---- Material for this exercise

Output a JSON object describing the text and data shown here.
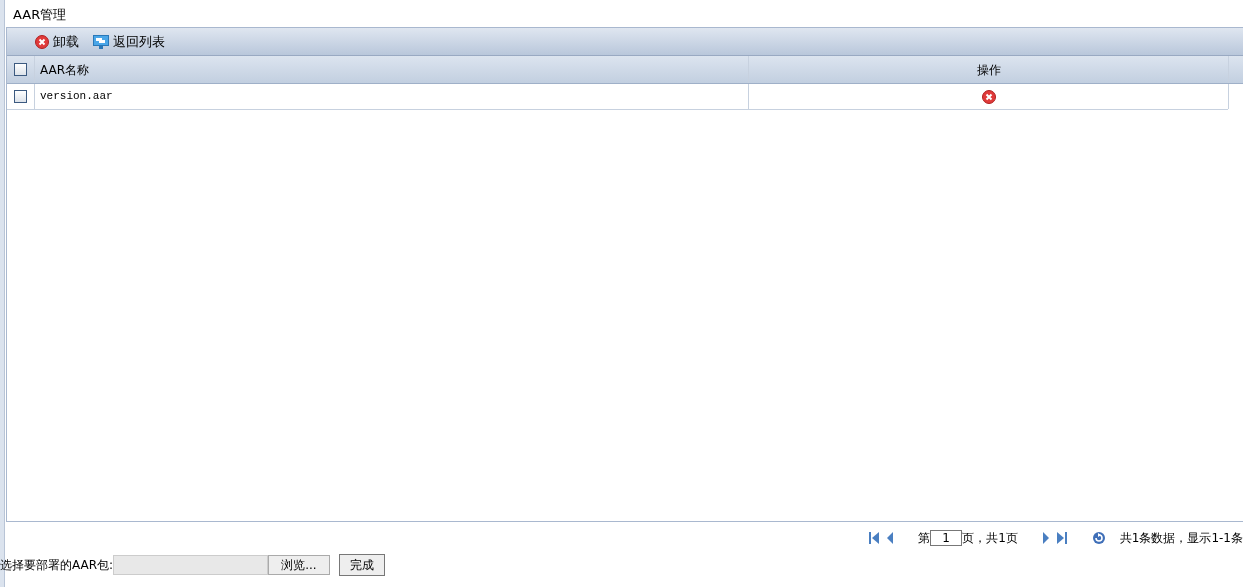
{
  "title": "AAR管理",
  "toolbar": [
    {
      "kind": "delete",
      "label": "卸载"
    },
    {
      "kind": "list",
      "label": "返回列表"
    }
  ],
  "table": {
    "select_all": {
      "checked": false
    },
    "columns": [
      "AAR名称",
      "操作"
    ],
    "rows": [
      {
        "selected": false,
        "name": "version.aar",
        "deletable": true
      }
    ]
  },
  "pager": {
    "before": "第",
    "page": "1",
    "after": "页，共1页",
    "summary": "共1条数据，显示1-1条"
  },
  "upload": {
    "label": "选择要部署的AAR包:",
    "browse": "浏览...",
    "submit": "完成"
  }
}
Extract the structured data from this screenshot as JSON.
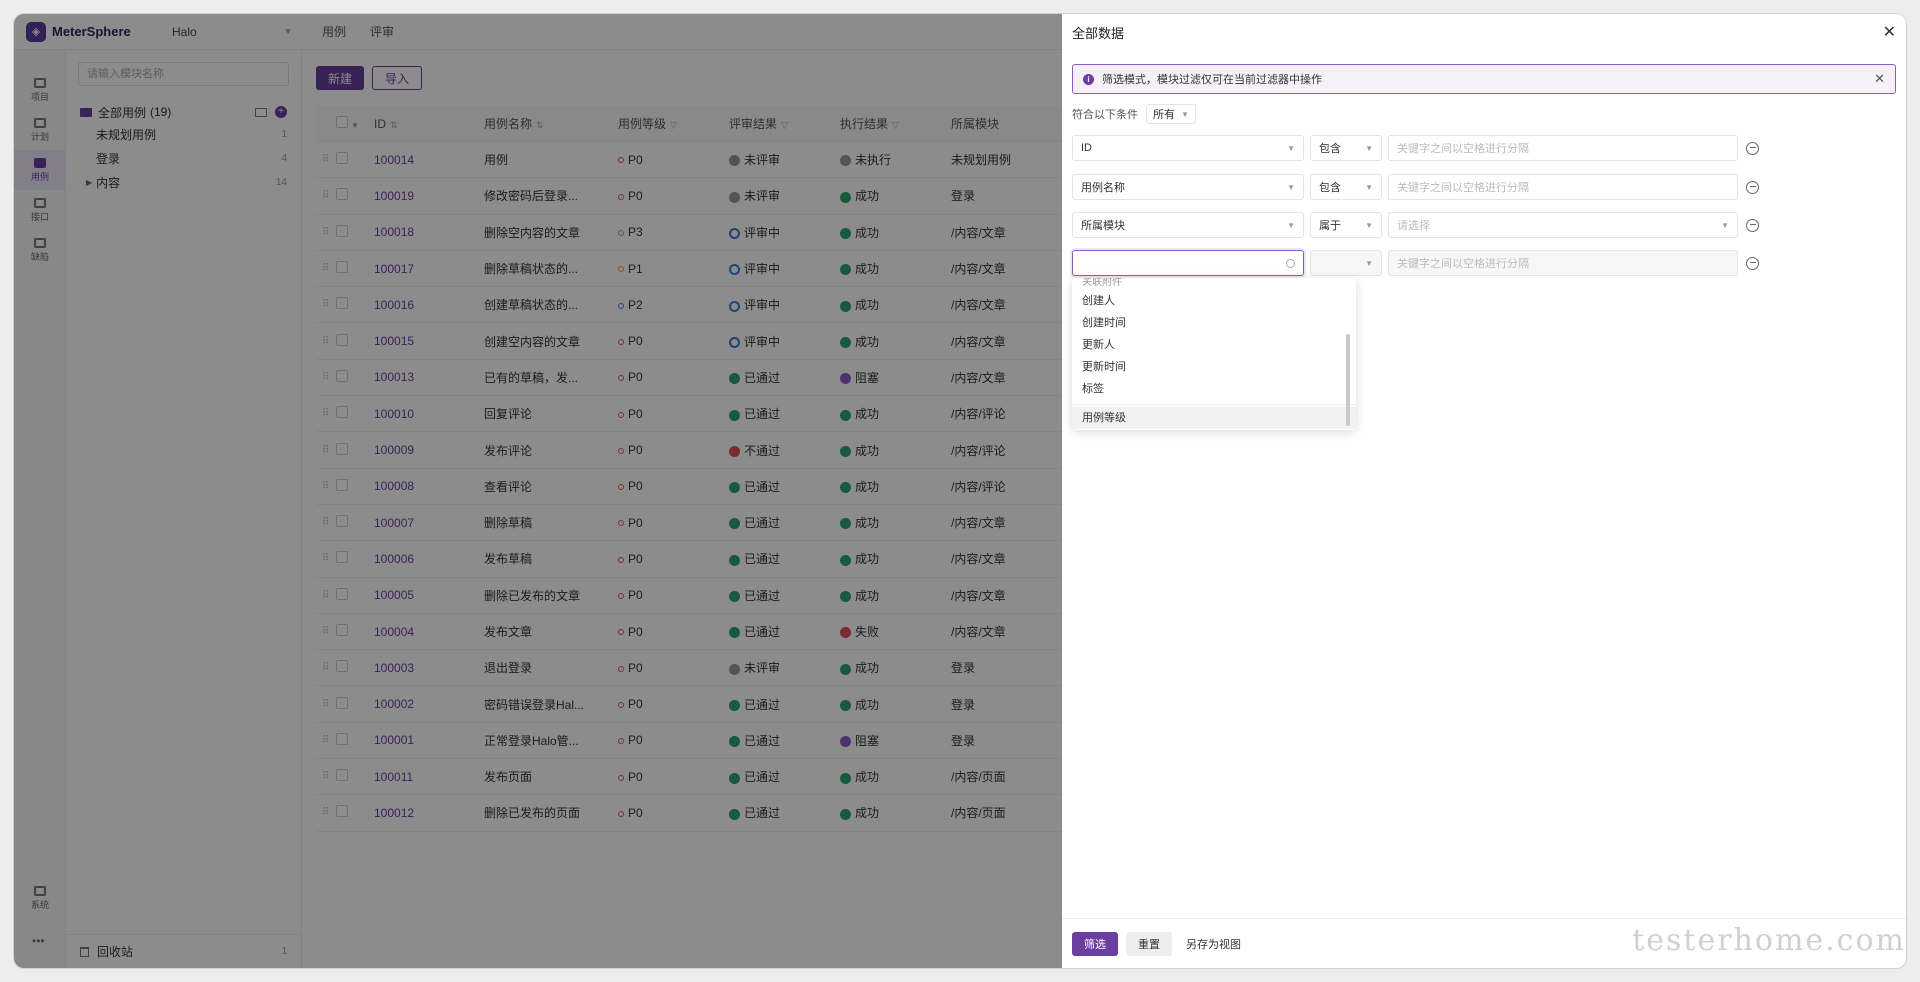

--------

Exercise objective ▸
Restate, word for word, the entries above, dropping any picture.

Solution for this exercise ▸
Output a JSON object describing the text and data shown here.
{
  "title": "AAR管理",
  "toolbar": [
    {
      "kind": "delete",
      "label": "卸载"
    },
    {
      "kind": "list",
      "label": "返回列表"
    }
  ],
  "table": {
    "select_all": {
      "checked": false
    },
    "columns": [
      "AAR名称",
      "操作"
    ],
    "rows": [
      {
        "selected": false,
        "name": "version.aar",
        "deletable": true
      }
    ]
  },
  "pager": {
    "before": "第",
    "page": "1",
    "after": "页，共1页",
    "summary": "共1条数据，显示1-1条"
  },
  "upload": {
    "label": "选择要部署的AAR包:",
    "browse": "浏览...",
    "submit": "完成"
  }
}
Extract the structured data from this screenshot as JSON.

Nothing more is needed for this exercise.